App and web page records
● ● ● ●
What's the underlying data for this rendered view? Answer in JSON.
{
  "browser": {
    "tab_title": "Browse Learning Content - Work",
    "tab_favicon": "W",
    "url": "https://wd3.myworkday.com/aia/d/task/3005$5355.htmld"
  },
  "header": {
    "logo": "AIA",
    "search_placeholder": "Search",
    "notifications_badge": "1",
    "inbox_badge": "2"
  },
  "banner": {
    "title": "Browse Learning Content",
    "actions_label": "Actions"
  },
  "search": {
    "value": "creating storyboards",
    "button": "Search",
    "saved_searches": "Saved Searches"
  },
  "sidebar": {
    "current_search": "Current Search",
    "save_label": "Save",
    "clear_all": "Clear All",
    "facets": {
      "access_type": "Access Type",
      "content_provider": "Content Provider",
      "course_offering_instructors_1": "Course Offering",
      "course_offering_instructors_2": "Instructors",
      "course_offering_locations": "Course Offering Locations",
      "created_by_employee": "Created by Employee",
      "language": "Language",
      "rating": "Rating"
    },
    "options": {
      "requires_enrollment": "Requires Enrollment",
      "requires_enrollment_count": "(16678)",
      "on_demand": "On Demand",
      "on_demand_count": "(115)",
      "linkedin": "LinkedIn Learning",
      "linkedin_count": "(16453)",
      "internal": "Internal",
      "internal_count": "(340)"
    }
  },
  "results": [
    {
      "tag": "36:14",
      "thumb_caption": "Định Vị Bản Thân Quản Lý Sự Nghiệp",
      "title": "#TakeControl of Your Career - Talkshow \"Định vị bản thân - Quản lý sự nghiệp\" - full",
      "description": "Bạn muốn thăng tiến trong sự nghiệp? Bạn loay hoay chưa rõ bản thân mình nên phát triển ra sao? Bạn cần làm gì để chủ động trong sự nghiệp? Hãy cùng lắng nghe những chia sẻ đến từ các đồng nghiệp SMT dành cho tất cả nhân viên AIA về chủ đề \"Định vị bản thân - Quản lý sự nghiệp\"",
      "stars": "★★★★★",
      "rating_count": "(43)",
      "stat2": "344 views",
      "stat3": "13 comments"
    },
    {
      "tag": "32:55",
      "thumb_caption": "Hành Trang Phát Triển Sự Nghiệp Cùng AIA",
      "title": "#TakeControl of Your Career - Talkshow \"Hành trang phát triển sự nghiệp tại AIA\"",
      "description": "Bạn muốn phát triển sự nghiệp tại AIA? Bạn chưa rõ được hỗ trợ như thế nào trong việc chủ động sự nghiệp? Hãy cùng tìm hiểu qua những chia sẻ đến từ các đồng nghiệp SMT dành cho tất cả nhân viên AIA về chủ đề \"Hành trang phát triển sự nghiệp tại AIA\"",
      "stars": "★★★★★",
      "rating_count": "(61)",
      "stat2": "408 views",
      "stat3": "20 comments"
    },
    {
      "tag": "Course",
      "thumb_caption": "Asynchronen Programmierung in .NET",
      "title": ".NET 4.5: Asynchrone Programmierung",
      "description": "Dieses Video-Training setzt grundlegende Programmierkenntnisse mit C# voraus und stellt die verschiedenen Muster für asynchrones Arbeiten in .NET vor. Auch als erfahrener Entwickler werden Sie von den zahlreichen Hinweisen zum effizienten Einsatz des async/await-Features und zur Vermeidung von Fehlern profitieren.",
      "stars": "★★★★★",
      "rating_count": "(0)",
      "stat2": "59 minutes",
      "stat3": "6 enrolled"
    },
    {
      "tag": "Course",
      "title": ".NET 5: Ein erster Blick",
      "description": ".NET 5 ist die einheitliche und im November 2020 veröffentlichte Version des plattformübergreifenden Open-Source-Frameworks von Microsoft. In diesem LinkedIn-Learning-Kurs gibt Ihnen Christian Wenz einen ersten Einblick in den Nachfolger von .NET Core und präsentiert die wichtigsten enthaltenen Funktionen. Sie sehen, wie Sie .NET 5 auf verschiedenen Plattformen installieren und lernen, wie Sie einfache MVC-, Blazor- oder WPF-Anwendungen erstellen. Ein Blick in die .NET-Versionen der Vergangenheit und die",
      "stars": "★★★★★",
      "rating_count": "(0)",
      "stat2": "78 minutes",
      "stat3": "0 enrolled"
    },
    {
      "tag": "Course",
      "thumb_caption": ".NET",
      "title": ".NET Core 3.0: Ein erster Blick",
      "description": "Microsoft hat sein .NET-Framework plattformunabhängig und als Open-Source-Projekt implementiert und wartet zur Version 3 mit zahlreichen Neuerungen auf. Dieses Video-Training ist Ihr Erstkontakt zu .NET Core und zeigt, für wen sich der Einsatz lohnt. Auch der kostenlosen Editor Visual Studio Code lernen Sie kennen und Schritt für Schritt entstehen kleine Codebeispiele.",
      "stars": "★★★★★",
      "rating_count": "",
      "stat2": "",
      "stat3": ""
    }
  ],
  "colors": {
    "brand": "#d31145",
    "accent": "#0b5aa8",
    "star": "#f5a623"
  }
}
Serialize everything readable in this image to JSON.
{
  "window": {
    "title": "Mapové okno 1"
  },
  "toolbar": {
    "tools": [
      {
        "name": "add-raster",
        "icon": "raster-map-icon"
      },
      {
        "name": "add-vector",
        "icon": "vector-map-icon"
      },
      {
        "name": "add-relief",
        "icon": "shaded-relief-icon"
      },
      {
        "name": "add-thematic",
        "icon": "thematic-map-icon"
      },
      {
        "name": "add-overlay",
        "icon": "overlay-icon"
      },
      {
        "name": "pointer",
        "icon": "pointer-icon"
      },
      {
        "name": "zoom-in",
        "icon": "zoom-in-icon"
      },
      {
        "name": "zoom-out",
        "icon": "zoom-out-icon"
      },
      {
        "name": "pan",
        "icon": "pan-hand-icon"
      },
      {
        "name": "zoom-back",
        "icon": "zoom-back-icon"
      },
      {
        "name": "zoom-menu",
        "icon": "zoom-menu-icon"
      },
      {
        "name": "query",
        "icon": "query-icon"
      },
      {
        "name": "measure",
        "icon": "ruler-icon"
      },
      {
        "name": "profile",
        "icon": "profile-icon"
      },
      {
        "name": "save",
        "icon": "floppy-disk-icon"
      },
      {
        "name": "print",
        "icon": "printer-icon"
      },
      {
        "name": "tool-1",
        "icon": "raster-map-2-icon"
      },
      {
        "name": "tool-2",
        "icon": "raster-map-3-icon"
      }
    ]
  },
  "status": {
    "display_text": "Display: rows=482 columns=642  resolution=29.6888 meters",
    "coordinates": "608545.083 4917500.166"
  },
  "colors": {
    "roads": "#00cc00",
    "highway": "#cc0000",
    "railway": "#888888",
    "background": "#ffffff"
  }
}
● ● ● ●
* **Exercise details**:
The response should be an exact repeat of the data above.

* **Exercise solution**:
What's the underlying data for this rendered view? Answer in JSON.
{
  "browser": {
    "tab_title": "Browse Learning Content - Work",
    "tab_favicon": "W",
    "url": "https://wd3.myworkday.com/aia/d/task/3005$5355.htmld"
  },
  "header": {
    "logo": "AIA",
    "search_placeholder": "Search",
    "notifications_badge": "1",
    "inbox_badge": "2"
  },
  "banner": {
    "title": "Browse Learning Content",
    "actions_label": "Actions"
  },
  "search": {
    "value": "creating storyboards",
    "button": "Search",
    "saved_searches": "Saved Searches"
  },
  "sidebar": {
    "current_search": "Current Search",
    "save_label": "Save",
    "clear_all": "Clear All",
    "facets": {
      "access_type": "Access Type",
      "content_provider": "Content Provider",
      "course_offering_instructors_1": "Course Offering",
      "course_offering_instructors_2": "Instructors",
      "course_offering_locations": "Course Offering Locations",
      "created_by_employee": "Created by Employee",
      "language": "Language",
      "rating": "Rating"
    },
    "options": {
      "requires_enrollment": "Requires Enrollment",
      "requires_enrollment_count": "(16678)",
      "on_demand": "On Demand",
      "on_demand_count": "(115)",
      "linkedin": "LinkedIn Learning",
      "linkedin_count": "(16453)",
      "internal": "Internal",
      "internal_count": "(340)"
    }
  },
  "results": [
    {
      "tag": "36:14",
      "thumb_caption": "Định Vị Bản Thân Quản Lý Sự Nghiệp",
      "title": "#TakeControl of Your Career - Talkshow \"Định vị bản thân - Quản lý sự nghiệp\" - full",
      "description": "Bạn muốn thăng tiến trong sự nghiệp? Bạn loay hoay chưa rõ bản thân mình nên phát triển ra sao? Bạn cần làm gì để chủ động trong sự nghiệp? Hãy cùng lắng nghe những chia sẻ đến từ các đồng nghiệp SMT dành cho tất cả nhân viên AIA về chủ đề \"Định vị bản thân - Quản lý sự nghiệp\"",
      "stars": "★★★★★",
      "rating_count": "(43)",
      "stat2": "344 views",
      "stat3": "13 comments"
    },
    {
      "tag": "32:55",
      "thumb_caption": "Hành Trang Phát Triển Sự Nghiệp Cùng AIA",
      "title": "#TakeControl of Your Career - Talkshow \"Hành trang phát triển sự nghiệp tại AIA\"",
      "description": "Bạn muốn phát triển sự nghiệp tại AIA? Bạn chưa rõ được hỗ trợ như thế nào trong việc chủ động sự nghiệp? Hãy cùng tìm hiểu qua những chia sẻ đến từ các đồng nghiệp SMT dành cho tất cả nhân viên AIA về chủ đề \"Hành trang phát triển sự nghiệp tại AIA\"",
      "stars": "★★★★★",
      "rating_count": "(61)",
      "stat2": "408 views",
      "stat3": "20 comments"
    },
    {
      "tag": "Course",
      "thumb_caption": "Asynchronen Programmierung in .NET",
      "title": ".NET 4.5: Asynchrone Programmierung",
      "description": "Dieses Video-Training setzt grundlegende Programmierkenntnisse mit C# voraus und stellt die verschiedenen Muster für asynchrones Arbeiten in .NET vor. Auch als erfahrener Entwickler werden Sie von den zahlreichen Hinweisen zum effizienten Einsatz des async/await-Features und zur Vermeidung von Fehlern profitieren.",
      "stars": "★★★★★",
      "rating_count": "(0)",
      "stat2": "59 minutes",
      "stat3": "6 enrolled"
    },
    {
      "tag": "Course",
      "title": ".NET 5: Ein erster Blick",
      "description": ".NET 5 ist die einheitliche und im November 2020 veröffentlichte Version des plattformübergreifenden Open-Source-Frameworks von Microsoft. In diesem LinkedIn-Learning-Kurs gibt Ihnen Christian Wenz einen ersten Einblick in den Nachfolger von .NET Core und präsentiert die wichtigsten enthaltenen Funktionen. Sie sehen, wie Sie .NET 5 auf verschiedenen Plattformen installieren und lernen, wie Sie einfache MVC-, Blazor- oder WPF-Anwendungen erstellen. Ein Blick in die .NET-Versionen der Vergangenheit und die",
      "stars": "★★★★★",
      "rating_count": "(0)",
      "stat2": "78 minutes",
      "stat3": "0 enrolled"
    },
    {
      "tag": "Course",
      "thumb_caption": ".NET",
      "title": ".NET Core 3.0: Ein erster Blick",
      "description": "Microsoft hat sein .NET-Framework plattformunabhängig und als Open-Source-Projekt implementiert und wartet zur Version 3 mit zahlreichen Neuerungen auf. Dieses Video-Training ist Ihr Erstkontakt zu .NET Core und zeigt, für wen sich der Einsatz lohnt. Auch der kostenlosen Editor Visual Studio Code lernen Sie kennen und Schritt für Schritt entstehen kleine Codebeispiele.",
      "stars": "★★★★★",
      "rating_count": "",
      "stat2": "",
      "stat3": ""
    }
  ],
  "colors": {
    "brand": "#d31145",
    "accent": "#0b5aa8",
    "star": "#f5a623"
  }
}
Serialize everything readable in this image to JSON.
{
  "window": {
    "title": "Mapové okno 1"
  },
  "toolbar": {
    "tools": [
      {
        "name": "add-raster",
        "icon": "raster-map-icon"
      },
      {
        "name": "add-vector",
        "icon": "vector-map-icon"
      },
      {
        "name": "add-relief",
        "icon": "shaded-relief-icon"
      },
      {
        "name": "add-thematic",
        "icon": "thematic-map-icon"
      },
      {
        "name": "add-overlay",
        "icon": "overlay-icon"
      },
      {
        "name": "pointer",
        "icon": "pointer-icon"
      },
      {
        "name": "zoom-in",
        "icon": "zoom-in-icon"
      },
      {
        "name": "zoom-out",
        "icon": "zoom-out-icon"
      },
      {
        "name": "pan",
        "icon": "pan-hand-icon"
      },
      {
        "name": "zoom-back",
        "icon": "zoom-back-icon"
      },
      {
        "name": "zoom-menu",
        "icon": "zoom-menu-icon"
      },
      {
        "name": "query",
        "icon": "query-icon"
      },
      {
        "name": "measure",
        "icon": "ruler-icon"
      },
      {
        "name": "profile",
        "icon": "profile-icon"
      },
      {
        "name": "save",
        "icon": "floppy-disk-icon"
      },
      {
        "name": "print",
        "icon": "printer-icon"
      },
      {
        "name": "tool-1",
        "icon": "raster-map-2-icon"
      },
      {
        "name": "tool-2",
        "icon": "raster-map-3-icon"
      }
    ]
  },
  "status": {
    "display_text": "Display: rows=482 columns=642  resolution=29.6888 meters",
    "coordinates": "608545.083 4917500.166"
  },
  "colors": {
    "roads": "#00cc00",
    "highway": "#cc0000",
    "railway": "#888888",
    "background": "#ffffff"
  }
}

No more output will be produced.